Lottery is a form of gambling where people pay a small amount for the chance to win a large prize. The prizes can range from goods or services to cash or even property. It is also a popular way for governments to raise funds for public projects. The word lottery originates from the Middle Dutch noun “lot” meaning fate or fortune. People have been using lotteries to determine distribution of property since ancient times.
The modern lottery is usually run by state or national governments and may be conducted in the form of a drawing, a raffle, or an auction. The winner of the lottery is determined by a random draw. Typically, the number and value of prizes are predetermined before the lottery is advertised, though some lotteries are not based on a particular prize or event.
In addition to providing entertainment, lottery games can be used as a means of raising money for charitable or community development projects. For example, during the 1740s and 1750s, several colonies used lotteries to fund a variety of projects such as roads, canals, libraries, churches, and colleges. It was a popular way to raise money for colonial defenses during the French and Indian War as well.
Most people think that choosing rare or unusual numbers will increase their chances of winning. However, the reality is that all numbers have equal odds of being drawn. The people who run the lottery have rules in place to stop people from trying to rig the results.
Some people use a strategy called the “number wheel” which claims to improve a person’s odds of winning. This strategy involves rotating through a list of numbers and determining which ones have a higher likelihood of showing up during the next draw. Whether this method works or not is debatable, but the bottom line is that playing the lottery is an addictive form of gambling. It is important for players to be aware of the risks and limit their spending.
Another strategy is to join a lottery pool. In a lottery pool, people work together to purchase tickets and share the chance of winning a prize. In addition to increasing the chances of winning, this method can also be a great way to spend time with friends. However, it is important to choose a trustworthy pool leader to ensure that everyone gets their fair share of the winnings.
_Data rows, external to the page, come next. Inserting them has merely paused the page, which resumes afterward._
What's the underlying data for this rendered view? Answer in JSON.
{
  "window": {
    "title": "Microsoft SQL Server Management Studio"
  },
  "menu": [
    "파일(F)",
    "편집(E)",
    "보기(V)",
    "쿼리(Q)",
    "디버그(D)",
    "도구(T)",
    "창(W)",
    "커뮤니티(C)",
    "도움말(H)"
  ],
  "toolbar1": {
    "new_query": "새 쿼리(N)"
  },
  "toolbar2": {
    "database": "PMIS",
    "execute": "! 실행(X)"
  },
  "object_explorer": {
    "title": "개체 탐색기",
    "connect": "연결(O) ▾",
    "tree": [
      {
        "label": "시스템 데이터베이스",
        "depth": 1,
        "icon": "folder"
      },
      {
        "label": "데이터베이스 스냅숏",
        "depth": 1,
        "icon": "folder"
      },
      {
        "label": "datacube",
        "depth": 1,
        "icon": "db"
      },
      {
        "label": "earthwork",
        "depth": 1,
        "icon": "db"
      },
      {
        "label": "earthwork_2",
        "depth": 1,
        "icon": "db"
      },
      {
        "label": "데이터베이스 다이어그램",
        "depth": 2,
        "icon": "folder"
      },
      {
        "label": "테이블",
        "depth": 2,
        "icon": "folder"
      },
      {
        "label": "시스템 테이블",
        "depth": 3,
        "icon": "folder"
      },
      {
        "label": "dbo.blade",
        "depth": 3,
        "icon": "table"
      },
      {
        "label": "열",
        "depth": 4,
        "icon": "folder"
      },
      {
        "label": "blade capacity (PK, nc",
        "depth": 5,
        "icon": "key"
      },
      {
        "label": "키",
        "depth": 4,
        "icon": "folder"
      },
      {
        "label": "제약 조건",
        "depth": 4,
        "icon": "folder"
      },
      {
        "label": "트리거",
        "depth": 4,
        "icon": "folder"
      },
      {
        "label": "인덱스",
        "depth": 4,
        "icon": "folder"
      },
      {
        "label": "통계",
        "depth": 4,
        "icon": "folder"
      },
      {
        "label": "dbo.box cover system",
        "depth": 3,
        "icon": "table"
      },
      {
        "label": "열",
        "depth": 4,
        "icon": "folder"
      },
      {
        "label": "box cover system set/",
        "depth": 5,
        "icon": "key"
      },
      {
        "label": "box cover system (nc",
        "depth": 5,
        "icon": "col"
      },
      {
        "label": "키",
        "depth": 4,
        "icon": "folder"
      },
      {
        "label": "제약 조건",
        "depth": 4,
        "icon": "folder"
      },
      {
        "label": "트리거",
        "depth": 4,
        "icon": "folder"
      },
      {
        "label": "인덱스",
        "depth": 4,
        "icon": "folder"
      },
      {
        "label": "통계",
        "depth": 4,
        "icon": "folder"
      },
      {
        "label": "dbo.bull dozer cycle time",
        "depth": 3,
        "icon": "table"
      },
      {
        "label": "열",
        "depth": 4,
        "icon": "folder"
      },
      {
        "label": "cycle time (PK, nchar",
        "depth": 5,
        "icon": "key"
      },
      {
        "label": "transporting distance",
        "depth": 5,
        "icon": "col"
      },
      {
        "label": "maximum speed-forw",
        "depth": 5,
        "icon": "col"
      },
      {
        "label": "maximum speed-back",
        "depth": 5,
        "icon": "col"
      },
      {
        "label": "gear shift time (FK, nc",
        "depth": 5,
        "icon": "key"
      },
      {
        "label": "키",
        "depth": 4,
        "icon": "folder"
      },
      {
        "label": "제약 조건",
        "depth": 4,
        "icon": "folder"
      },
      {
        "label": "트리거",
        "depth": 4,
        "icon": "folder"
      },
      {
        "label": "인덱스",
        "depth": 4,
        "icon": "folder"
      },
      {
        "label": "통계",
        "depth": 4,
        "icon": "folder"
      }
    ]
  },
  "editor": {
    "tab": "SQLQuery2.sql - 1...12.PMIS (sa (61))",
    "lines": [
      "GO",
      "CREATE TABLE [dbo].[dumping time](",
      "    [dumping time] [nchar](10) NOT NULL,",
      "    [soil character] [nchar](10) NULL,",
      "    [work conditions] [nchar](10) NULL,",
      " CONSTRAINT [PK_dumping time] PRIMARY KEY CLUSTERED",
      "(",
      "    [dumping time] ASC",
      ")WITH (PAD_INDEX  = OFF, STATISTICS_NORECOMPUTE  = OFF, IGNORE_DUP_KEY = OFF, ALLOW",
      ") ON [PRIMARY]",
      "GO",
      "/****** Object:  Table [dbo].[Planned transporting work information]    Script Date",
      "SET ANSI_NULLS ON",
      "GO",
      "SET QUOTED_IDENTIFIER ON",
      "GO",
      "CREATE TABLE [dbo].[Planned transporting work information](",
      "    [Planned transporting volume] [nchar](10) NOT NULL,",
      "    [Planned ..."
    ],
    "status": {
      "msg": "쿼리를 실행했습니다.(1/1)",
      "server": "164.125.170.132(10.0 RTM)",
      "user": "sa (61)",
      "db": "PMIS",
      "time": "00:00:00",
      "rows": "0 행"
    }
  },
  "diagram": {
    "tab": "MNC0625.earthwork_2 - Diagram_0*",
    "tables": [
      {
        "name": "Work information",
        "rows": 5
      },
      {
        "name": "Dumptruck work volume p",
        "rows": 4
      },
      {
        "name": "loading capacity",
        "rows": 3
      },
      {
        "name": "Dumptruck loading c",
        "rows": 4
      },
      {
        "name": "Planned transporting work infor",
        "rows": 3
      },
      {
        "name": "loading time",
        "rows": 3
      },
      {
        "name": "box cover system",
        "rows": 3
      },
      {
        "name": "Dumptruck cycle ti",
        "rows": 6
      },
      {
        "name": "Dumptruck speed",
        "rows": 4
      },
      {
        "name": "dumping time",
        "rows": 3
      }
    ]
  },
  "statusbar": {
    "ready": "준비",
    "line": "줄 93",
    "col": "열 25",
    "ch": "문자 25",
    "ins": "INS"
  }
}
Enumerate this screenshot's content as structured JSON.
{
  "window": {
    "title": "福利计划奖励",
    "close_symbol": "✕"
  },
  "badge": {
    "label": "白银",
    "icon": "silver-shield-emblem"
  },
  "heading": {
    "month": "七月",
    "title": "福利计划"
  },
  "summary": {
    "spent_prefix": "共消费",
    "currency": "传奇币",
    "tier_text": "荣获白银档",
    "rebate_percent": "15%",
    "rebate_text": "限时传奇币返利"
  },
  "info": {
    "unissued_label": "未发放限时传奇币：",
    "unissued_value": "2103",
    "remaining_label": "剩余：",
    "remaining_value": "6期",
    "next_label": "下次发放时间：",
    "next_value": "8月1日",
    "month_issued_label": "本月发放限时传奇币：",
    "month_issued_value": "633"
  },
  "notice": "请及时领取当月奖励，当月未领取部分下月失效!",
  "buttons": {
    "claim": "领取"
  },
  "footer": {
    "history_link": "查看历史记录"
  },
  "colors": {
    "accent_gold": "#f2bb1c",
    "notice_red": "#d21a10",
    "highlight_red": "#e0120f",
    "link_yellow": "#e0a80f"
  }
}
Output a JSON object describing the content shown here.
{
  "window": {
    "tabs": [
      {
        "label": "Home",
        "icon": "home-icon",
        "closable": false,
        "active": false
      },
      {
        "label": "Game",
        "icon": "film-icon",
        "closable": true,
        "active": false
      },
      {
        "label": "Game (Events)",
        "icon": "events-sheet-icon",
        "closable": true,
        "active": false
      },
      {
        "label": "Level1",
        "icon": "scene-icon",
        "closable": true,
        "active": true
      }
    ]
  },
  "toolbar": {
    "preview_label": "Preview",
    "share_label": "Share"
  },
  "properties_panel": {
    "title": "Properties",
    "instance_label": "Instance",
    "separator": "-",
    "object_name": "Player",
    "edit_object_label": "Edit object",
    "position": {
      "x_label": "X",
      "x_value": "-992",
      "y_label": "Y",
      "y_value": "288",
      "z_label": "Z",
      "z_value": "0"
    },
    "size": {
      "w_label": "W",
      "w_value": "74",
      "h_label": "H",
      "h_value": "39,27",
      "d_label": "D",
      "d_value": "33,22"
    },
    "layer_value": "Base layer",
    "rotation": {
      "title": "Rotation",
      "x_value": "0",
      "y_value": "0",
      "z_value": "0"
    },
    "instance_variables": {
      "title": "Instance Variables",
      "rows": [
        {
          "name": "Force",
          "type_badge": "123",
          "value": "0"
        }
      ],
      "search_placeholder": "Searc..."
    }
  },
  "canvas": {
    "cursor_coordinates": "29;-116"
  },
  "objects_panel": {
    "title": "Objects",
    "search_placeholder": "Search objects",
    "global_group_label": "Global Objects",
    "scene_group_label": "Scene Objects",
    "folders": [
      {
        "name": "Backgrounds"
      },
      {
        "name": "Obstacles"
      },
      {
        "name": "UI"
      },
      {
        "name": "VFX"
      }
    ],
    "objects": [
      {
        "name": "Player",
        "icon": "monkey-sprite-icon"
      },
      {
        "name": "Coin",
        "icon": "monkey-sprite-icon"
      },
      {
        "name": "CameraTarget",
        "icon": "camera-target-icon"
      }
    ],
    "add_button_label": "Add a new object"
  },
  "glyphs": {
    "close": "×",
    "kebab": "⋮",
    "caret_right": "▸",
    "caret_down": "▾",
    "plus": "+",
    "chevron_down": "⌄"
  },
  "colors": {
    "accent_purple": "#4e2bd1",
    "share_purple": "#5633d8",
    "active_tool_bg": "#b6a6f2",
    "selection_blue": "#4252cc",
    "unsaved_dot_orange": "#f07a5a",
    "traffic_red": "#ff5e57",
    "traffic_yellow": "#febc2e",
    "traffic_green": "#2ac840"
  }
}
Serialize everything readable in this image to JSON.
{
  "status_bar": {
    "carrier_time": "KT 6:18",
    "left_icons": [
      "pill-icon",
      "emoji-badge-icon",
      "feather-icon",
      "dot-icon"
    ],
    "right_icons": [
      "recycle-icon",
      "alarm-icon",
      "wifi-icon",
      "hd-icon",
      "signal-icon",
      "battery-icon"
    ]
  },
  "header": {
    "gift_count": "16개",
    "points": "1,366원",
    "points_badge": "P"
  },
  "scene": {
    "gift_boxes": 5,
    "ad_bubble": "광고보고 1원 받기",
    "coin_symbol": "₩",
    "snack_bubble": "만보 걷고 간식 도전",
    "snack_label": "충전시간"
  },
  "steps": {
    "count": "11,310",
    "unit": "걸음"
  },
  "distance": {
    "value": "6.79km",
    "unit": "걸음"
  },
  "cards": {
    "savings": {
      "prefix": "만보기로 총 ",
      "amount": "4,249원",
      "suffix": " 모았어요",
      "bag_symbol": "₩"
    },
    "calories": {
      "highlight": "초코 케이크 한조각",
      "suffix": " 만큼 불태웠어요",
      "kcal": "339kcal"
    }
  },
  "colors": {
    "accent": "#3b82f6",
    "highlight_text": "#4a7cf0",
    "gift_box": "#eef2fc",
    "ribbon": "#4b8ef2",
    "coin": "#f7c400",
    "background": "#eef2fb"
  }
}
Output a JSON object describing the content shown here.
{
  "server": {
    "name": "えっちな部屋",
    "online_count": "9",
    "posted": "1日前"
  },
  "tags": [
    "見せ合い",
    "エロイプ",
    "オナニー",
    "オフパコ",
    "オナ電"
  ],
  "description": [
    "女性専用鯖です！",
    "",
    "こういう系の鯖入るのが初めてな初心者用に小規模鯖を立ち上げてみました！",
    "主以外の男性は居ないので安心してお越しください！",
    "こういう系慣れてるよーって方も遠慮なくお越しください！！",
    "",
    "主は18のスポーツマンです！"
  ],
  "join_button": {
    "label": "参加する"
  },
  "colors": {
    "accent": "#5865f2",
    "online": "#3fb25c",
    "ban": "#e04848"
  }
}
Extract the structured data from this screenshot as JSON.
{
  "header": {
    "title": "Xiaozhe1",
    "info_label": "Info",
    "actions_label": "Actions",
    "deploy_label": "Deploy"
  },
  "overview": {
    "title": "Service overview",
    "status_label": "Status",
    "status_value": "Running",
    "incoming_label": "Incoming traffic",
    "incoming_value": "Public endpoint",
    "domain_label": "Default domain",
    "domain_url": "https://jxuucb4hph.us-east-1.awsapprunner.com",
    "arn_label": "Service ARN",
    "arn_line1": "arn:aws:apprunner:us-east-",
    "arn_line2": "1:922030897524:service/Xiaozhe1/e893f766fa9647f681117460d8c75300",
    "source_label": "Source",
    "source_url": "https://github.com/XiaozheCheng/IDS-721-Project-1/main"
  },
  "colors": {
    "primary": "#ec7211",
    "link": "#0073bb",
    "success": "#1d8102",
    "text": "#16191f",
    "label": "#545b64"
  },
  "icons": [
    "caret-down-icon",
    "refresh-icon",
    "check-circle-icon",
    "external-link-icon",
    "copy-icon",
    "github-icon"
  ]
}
While there are many benefits to playing the lottery, it is important to consider the costs involved before deciding to purchase tickets. Lottery tickets can be expensive and the odds of winning are slim. In addition, the taxes associated with winning can leave you with a fraction of your original winnings. It is also important to have an emergency fund in case you do not win the jackpot. In the end, it is better to save your money than to risk losing it on a dream that will not come true.